### Work instruction
Without the pictures, set down every record below exactly as it reads.

# # # # #

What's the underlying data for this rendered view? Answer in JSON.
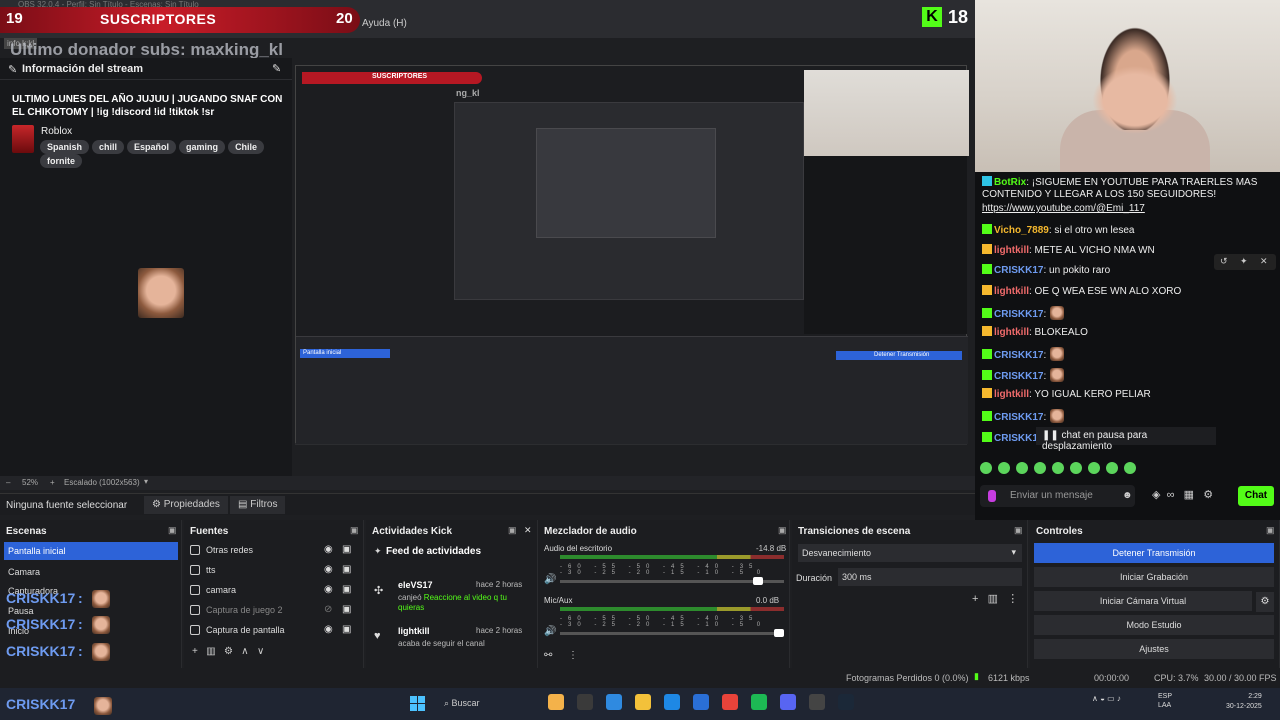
{
  "overlay": {
    "subs_left": "19",
    "subs_title": "SUSCRIPTORES",
    "subs_right": "20",
    "help_menu": "Ayuda (H)",
    "kick_letter": "K",
    "kick_count": "18",
    "obs_title": "OBS 32.0.4 - Perfil: Sin Título - Escenas: Sin Título",
    "donor_line": "Ultimo donador subs: maxking_kl",
    "info_label": "info k:kl"
  },
  "info_panel": {
    "title": "Información del stream",
    "stream_title": "ULTIMO LUNES DEL AÑO JUJUU | JUGANDO SNAF CON EL CHIKOTOMY | !ig !discord !id !tiktok !sr",
    "game": "Roblox",
    "tags": [
      "Spanish",
      "chill",
      "Español",
      "gaming",
      "Chile",
      "fornite"
    ]
  },
  "nested": {
    "subs": "SUSCRIPTORES",
    "donor": "ng_kl",
    "scene": "Pantalla inicial",
    "stop": "Detener Transmisión"
  },
  "zoom": {
    "percent": "52%",
    "scaled": "Escalado (1002x563)"
  },
  "source_toolbar": {
    "no_source": "Ninguna fuente seleccionar",
    "properties": "Propiedades",
    "filters": "Filtros"
  },
  "chat": {
    "messages": [
      {
        "user": "BotRix",
        "text": ": ¡SIGUEME EN YOUTUBE PARA TRAERLES MAS",
        "color": "#53fc18"
      },
      {
        "user": "",
        "text": "CONTENIDO Y LLEGAR A LOS 150 SEGUIDORES!",
        "color": "#eee"
      },
      {
        "user": "",
        "text": "https://www.youtube.com/@Emi_117",
        "color": "#eee"
      },
      {
        "user": "Vicho_7889",
        "text": ": si el otro wn lesea",
        "color": "#f5b82e"
      },
      {
        "user": "lightkill",
        "text": ": METE AL VICHO NMA WN",
        "color": "#f06b6b"
      },
      {
        "user": "CRISKK17",
        "text": ": un pokito raro",
        "color": "#6e9bf0"
      },
      {
        "user": "lightkill",
        "text": ": OE Q WEA ESE WN ALO XORO",
        "color": "#f06b6b"
      },
      {
        "user": "CRISKK17",
        "text": ":",
        "color": "#6e9bf0"
      },
      {
        "user": "lightkill",
        "text": ": BLOKEALO",
        "color": "#f06b6b"
      },
      {
        "user": "CRISKK17",
        "text": ":",
        "color": "#6e9bf0"
      },
      {
        "user": "CRISKK17",
        "text": ":",
        "color": "#6e9bf0"
      },
      {
        "user": "lightkill",
        "text": ": YO IGUAL KERO PELIAR",
        "color": "#f06b6b"
      },
      {
        "user": "CRISKK17",
        "text": ":",
        "color": "#6e9bf0"
      },
      {
        "user": "CRISKK17",
        "text": ":",
        "color": "#6e9bf0"
      }
    ],
    "paused": "chat en pausa para desplazamiento",
    "input_placeholder": "Enviar un mensaje",
    "send": "Chat"
  },
  "docks": {
    "scenes": {
      "title": "Escenas",
      "active": "Pantalla inicial",
      "items": [
        "Camara",
        "Capturadora",
        "Pausa",
        "Inicio"
      ],
      "overlay_user": "CRISKK17",
      "overlay_colon": ":"
    },
    "sources": {
      "title": "Fuentes",
      "items": [
        "Otras redes",
        "tts",
        "camara",
        "Captura de juego 2",
        "Captura de pantalla"
      ]
    },
    "activity": {
      "title": "Actividades Kick",
      "feed_title": "Feed de actividades",
      "items": [
        {
          "user": "eleVS17",
          "time": "hace 2 horas",
          "pre": "canjeó ",
          "hl": "Reaccione al video q tu quieras",
          "post": ""
        },
        {
          "user": "lightkill",
          "time": "hace 2 horas",
          "pre": "acaba de seguir el canal",
          "hl": "",
          "post": ""
        }
      ]
    },
    "mixer": {
      "title": "Mezclador de audio",
      "channels": [
        {
          "name": "Audio del escritorio",
          "db": "-14.8 dB",
          "level": 0.9
        },
        {
          "name": "Mic/Aux",
          "db": "0.0 dB",
          "level": 1.0
        }
      ],
      "scale": "-60 -55 -50 -45 -40 -35 -30 -25 -20 -15 -10 -5 0"
    },
    "transitions": {
      "title": "Transiciones de escena",
      "selected": "Desvanecimiento",
      "duration_label": "Duración",
      "duration": "300 ms"
    },
    "controls": {
      "title": "Controles",
      "buttons": [
        "Detener Transmisión",
        "Iniciar Grabación",
        "Iniciar Cámara Virtual",
        "Modo Estudio",
        "Ajustes"
      ]
    }
  },
  "status": {
    "dropped": "Fotogramas Perdidos 0 (0.0%)",
    "kbps": "6121 kbps",
    "time": "00:00:00",
    "cpu": "CPU: 3.7%",
    "fps": "30.00 / 30.00 FPS"
  },
  "taskbar": {
    "search": "Buscar",
    "lang": "ESP\nLAA",
    "time": "2:29",
    "date": "30-12-2025",
    "app_colors": [
      "#f4b24a",
      "#3a3a3a",
      "#2f8ae0",
      "#f3c13a",
      "#1e88e5",
      "#2a6fd6",
      "#e8433a",
      "#1db954",
      "#5865f2",
      "#444",
      "#1b2838"
    ]
  }
}
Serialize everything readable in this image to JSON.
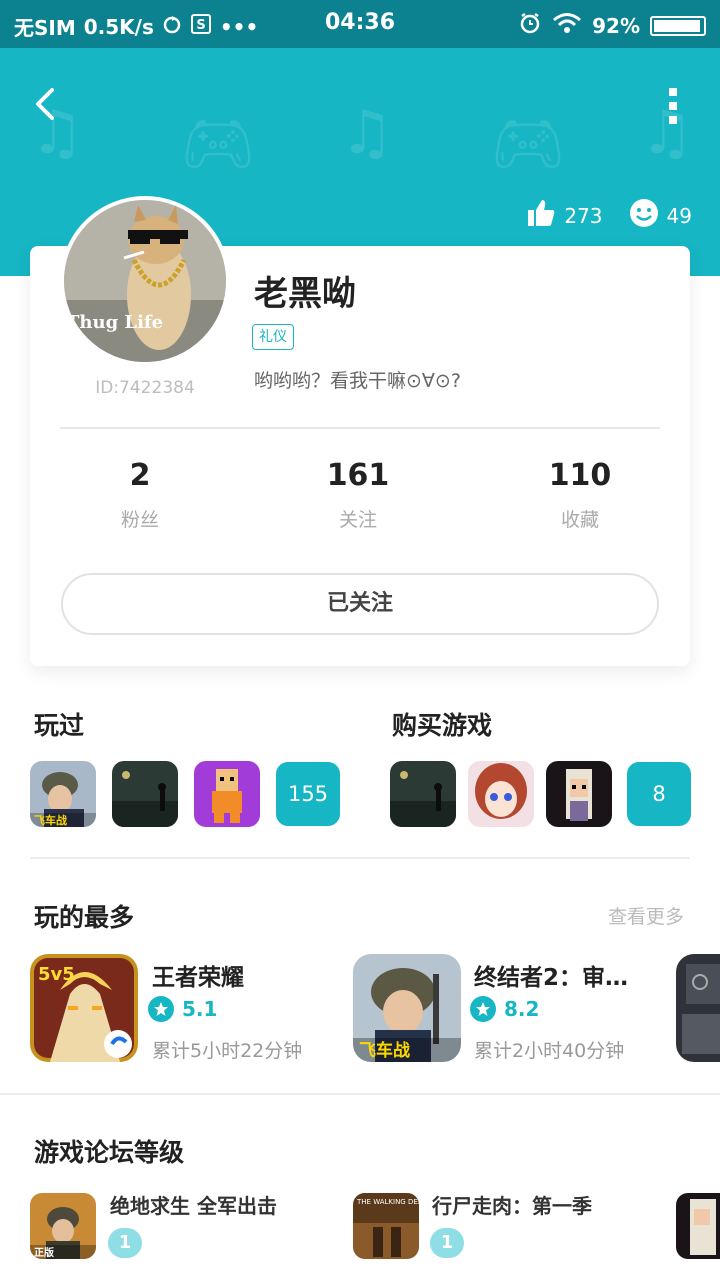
{
  "status_bar": {
    "carrier": "无SIM",
    "speed": "0.5K/s",
    "time": "04:36",
    "battery": "92%",
    "battery_level": 0.92
  },
  "header": {
    "likes": "273",
    "smiles": "49"
  },
  "profile": {
    "username": "老黑呦",
    "tag": "礼仪",
    "bio": "哟哟哟？看我干嘛⊙∀⊙?",
    "user_id": "ID:7422384",
    "avatar_text": "Thug Life",
    "followers_count": "2",
    "followers_label": "粉丝",
    "following_count": "161",
    "following_label": "关注",
    "favorites_count": "110",
    "favorites_label": "收藏",
    "follow_button": "已关注"
  },
  "played": {
    "title": "玩过",
    "more_count": "155",
    "icon_badge": "飞车战"
  },
  "purchased": {
    "title": "购买游戏",
    "more_count": "8"
  },
  "most_played": {
    "title": "玩的最多",
    "see_more": "查看更多",
    "games": [
      {
        "name": "王者荣耀",
        "rating": "5.1",
        "playtime": "累计5小时22分钟",
        "icon_badge": "5v5"
      },
      {
        "name": "终结者2：审…",
        "rating": "8.2",
        "playtime": "累计2小时40分钟",
        "icon_badge": "飞车战"
      }
    ]
  },
  "forum": {
    "title": "游戏论坛等级",
    "items": [
      {
        "name": "绝地求生 全军出击",
        "level": "1",
        "icon_badge": "正版"
      },
      {
        "name": "行尸走肉：第一季",
        "level": "1",
        "icon_text": "THE WALKING DEAD"
      }
    ]
  },
  "colors": {
    "accent": "#16b6c4",
    "status_bar": "#0c8290"
  }
}
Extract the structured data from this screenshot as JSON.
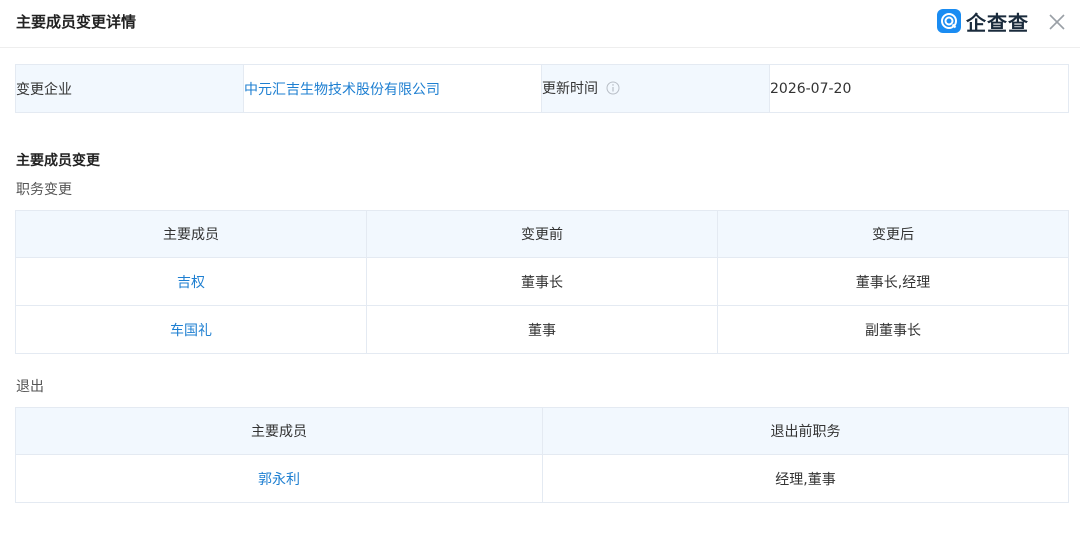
{
  "header": {
    "title": "主要成员变更详情",
    "brand": "企查查",
    "brand_color": "#1a8cf2"
  },
  "info": {
    "company_label": "变更企业",
    "company_value": "中元汇吉生物技术股份有限公司",
    "update_label": "更新时间",
    "update_value": "2026-07-20"
  },
  "section": {
    "title": "主要成员变更",
    "duty_change_label": "职务变更",
    "exit_label": "退出"
  },
  "duty_table": {
    "headers": [
      "主要成员",
      "变更前",
      "变更后"
    ],
    "rows": [
      {
        "member": "吉权",
        "before": "董事长",
        "after": "董事长,经理"
      },
      {
        "member": "车国礼",
        "before": "董事",
        "after": "副董事长"
      }
    ]
  },
  "exit_table": {
    "headers": [
      "主要成员",
      "退出前职务"
    ],
    "rows": [
      {
        "member": "郭永利",
        "duty": "经理,董事"
      }
    ]
  },
  "colors": {
    "link": "#1e7fd1",
    "header_bg": "#f2f8fe",
    "border": "#e4eaf2"
  }
}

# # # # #

### Solution to the problem
What's the underlying data for this rendered view? Answer in JSON.
{
  "overlay": {
    "subs_left": "19",
    "subs_title": "SUSCRIPTORES",
    "subs_right": "20",
    "help_menu": "Ayuda (H)",
    "kick_letter": "K",
    "kick_count": "18",
    "obs_title": "OBS 32.0.4 - Perfil: Sin Título - Escenas: Sin Título",
    "donor_line": "Ultimo donador subs: maxking_kl",
    "info_label": "info k:kl"
  },
  "info_panel": {
    "title": "Información del stream",
    "stream_title": "ULTIMO LUNES DEL AÑO JUJUU | JUGANDO SNAF CON EL CHIKOTOMY | !ig !discord !id !tiktok !sr",
    "game": "Roblox",
    "tags": [
      "Spanish",
      "chill",
      "Español",
      "gaming",
      "Chile",
      "fornite"
    ]
  },
  "nested": {
    "subs": "SUSCRIPTORES",
    "donor": "ng_kl",
    "scene": "Pantalla inicial",
    "stop": "Detener Transmisión"
  },
  "zoom": {
    "percent": "52%",
    "scaled": "Escalado (1002x563)"
  },
  "source_toolbar": {
    "no_source": "Ninguna fuente seleccionar",
    "properties": "Propiedades",
    "filters": "Filtros"
  },
  "chat": {
    "messages": [
      {
        "user": "BotRix",
        "text": ": ¡SIGUEME EN YOUTUBE PARA TRAERLES MAS",
        "color": "#53fc18"
      },
      {
        "user": "",
        "text": "CONTENIDO Y LLEGAR A LOS 150 SEGUIDORES!",
        "color": "#eee"
      },
      {
        "user": "",
        "text": "https://www.youtube.com/@Emi_117",
        "color": "#eee"
      },
      {
        "user": "Vicho_7889",
        "text": ": si el otro wn lesea",
        "color": "#f5b82e"
      },
      {
        "user": "lightkill",
        "text": ": METE AL VICHO NMA WN",
        "color": "#f06b6b"
      },
      {
        "user": "CRISKK17",
        "text": ": un pokito raro",
        "color": "#6e9bf0"
      },
      {
        "user": "lightkill",
        "text": ": OE Q WEA ESE WN ALO XORO",
        "color": "#f06b6b"
      },
      {
        "user": "CRISKK17",
        "text": ":",
        "color": "#6e9bf0"
      },
      {
        "user": "lightkill",
        "text": ": BLOKEALO",
        "color": "#f06b6b"
      },
      {
        "user": "CRISKK17",
        "text": ":",
        "color": "#6e9bf0"
      },
      {
        "user": "CRISKK17",
        "text": ":",
        "color": "#6e9bf0"
      },
      {
        "user": "lightkill",
        "text": ": YO IGUAL KERO PELIAR",
        "color": "#f06b6b"
      },
      {
        "user": "CRISKK17",
        "text": ":",
        "color": "#6e9bf0"
      },
      {
        "user": "CRISKK17",
        "text": ":",
        "color": "#6e9bf0"
      }
    ],
    "paused": "chat en pausa para desplazamiento",
    "input_placeholder": "Enviar un mensaje",
    "send": "Chat"
  },
  "docks": {
    "scenes": {
      "title": "Escenas",
      "active": "Pantalla inicial",
      "items": [
        "Camara",
        "Capturadora",
        "Pausa",
        "Inicio"
      ],
      "overlay_user": "CRISKK17",
      "overlay_colon": ":"
    },
    "sources": {
      "title": "Fuentes",
      "items": [
        "Otras redes",
        "tts",
        "camara",
        "Captura de juego 2",
        "Captura de pantalla"
      ]
    },
    "activity": {
      "title": "Actividades Kick",
      "feed_title": "Feed de actividades",
      "items": [
        {
          "user": "eleVS17",
          "time": "hace 2 horas",
          "pre": "canjeó ",
          "hl": "Reaccione al video q tu quieras",
          "post": ""
        },
        {
          "user": "lightkill",
          "time": "hace 2 horas",
          "pre": "acaba de seguir el canal",
          "hl": "",
          "post": ""
        }
      ]
    },
    "mixer": {
      "title": "Mezclador de audio",
      "channels": [
        {
          "name": "Audio del escritorio",
          "db": "-14.8 dB",
          "level": 0.9
        },
        {
          "name": "Mic/Aux",
          "db": "0.0 dB",
          "level": 1.0
        }
      ],
      "scale": "-60 -55 -50 -45 -40 -35 -30 -25 -20 -15 -10 -5 0"
    },
    "transitions": {
      "title": "Transiciones de escena",
      "selected": "Desvanecimiento",
      "duration_label": "Duración",
      "duration": "300 ms"
    },
    "controls": {
      "title": "Controles",
      "buttons": [
        "Detener Transmisión",
        "Iniciar Grabación",
        "Iniciar Cámara Virtual",
        "Modo Estudio",
        "Ajustes"
      ]
    }
  },
  "status": {
    "dropped": "Fotogramas Perdidos 0 (0.0%)",
    "kbps": "6121 kbps",
    "time": "00:00:00",
    "cpu": "CPU: 3.7%",
    "fps": "30.00 / 30.00 FPS"
  },
  "taskbar": {
    "search": "Buscar",
    "lang": "ESP\nLAA",
    "time": "2:29",
    "date": "30-12-2025",
    "app_colors": [
      "#f4b24a",
      "#3a3a3a",
      "#2f8ae0",
      "#f3c13a",
      "#1e88e5",
      "#2a6fd6",
      "#e8433a",
      "#1db954",
      "#5865f2",
      "#444",
      "#1b2838"
    ]
  }
}
Serialize everything readable in this image to JSON.
{
  "status_bar": {
    "carrier": "无SIM",
    "speed": "0.5K/s",
    "time": "04:36",
    "battery": "92%",
    "battery_level": 0.92
  },
  "header": {
    "likes": "273",
    "smiles": "49"
  },
  "profile": {
    "username": "老黑呦",
    "tag": "礼仪",
    "bio": "哟哟哟？看我干嘛⊙∀⊙?",
    "user_id": "ID:7422384",
    "avatar_text": "Thug Life",
    "followers_count": "2",
    "followers_label": "粉丝",
    "following_count": "161",
    "following_label": "关注",
    "favorites_count": "110",
    "favorites_label": "收藏",
    "follow_button": "已关注"
  },
  "played": {
    "title": "玩过",
    "more_count": "155",
    "icon_badge": "飞车战"
  },
  "purchased": {
    "title": "购买游戏",
    "more_count": "8"
  },
  "most_played": {
    "title": "玩的最多",
    "see_more": "查看更多",
    "games": [
      {
        "name": "王者荣耀",
        "rating": "5.1",
        "playtime": "累计5小时22分钟",
        "icon_badge": "5v5"
      },
      {
        "name": "终结者2：审…",
        "rating": "8.2",
        "playtime": "累计2小时40分钟",
        "icon_badge": "飞车战"
      }
    ]
  },
  "forum": {
    "title": "游戏论坛等级",
    "items": [
      {
        "name": "绝地求生 全军出击",
        "level": "1",
        "icon_badge": "正版"
      },
      {
        "name": "行尸走肉：第一季",
        "level": "1",
        "icon_text": "THE WALKING DEAD"
      }
    ]
  },
  "colors": {
    "accent": "#16b6c4",
    "status_bar": "#0c8290"
  }
}
Extract the structured data from this screenshot as JSON.
{
  "header": {
    "title": "主要成员变更详情",
    "brand": "企查查",
    "brand_color": "#1a8cf2"
  },
  "info": {
    "company_label": "变更企业",
    "company_value": "中元汇吉生物技术股份有限公司",
    "update_label": "更新时间",
    "update_value": "2026-07-20"
  },
  "section": {
    "title": "主要成员变更",
    "duty_change_label": "职务变更",
    "exit_label": "退出"
  },
  "duty_table": {
    "headers": [
      "主要成员",
      "变更前",
      "变更后"
    ],
    "rows": [
      {
        "member": "吉权",
        "before": "董事长",
        "after": "董事长,经理"
      },
      {
        "member": "车国礼",
        "before": "董事",
        "after": "副董事长"
      }
    ]
  },
  "exit_table": {
    "headers": [
      "主要成员",
      "退出前职务"
    ],
    "rows": [
      {
        "member": "郭永利",
        "duty": "经理,董事"
      }
    ]
  },
  "colors": {
    "link": "#1e7fd1",
    "header_bg": "#f2f8fe",
    "border": "#e4eaf2"
  }
}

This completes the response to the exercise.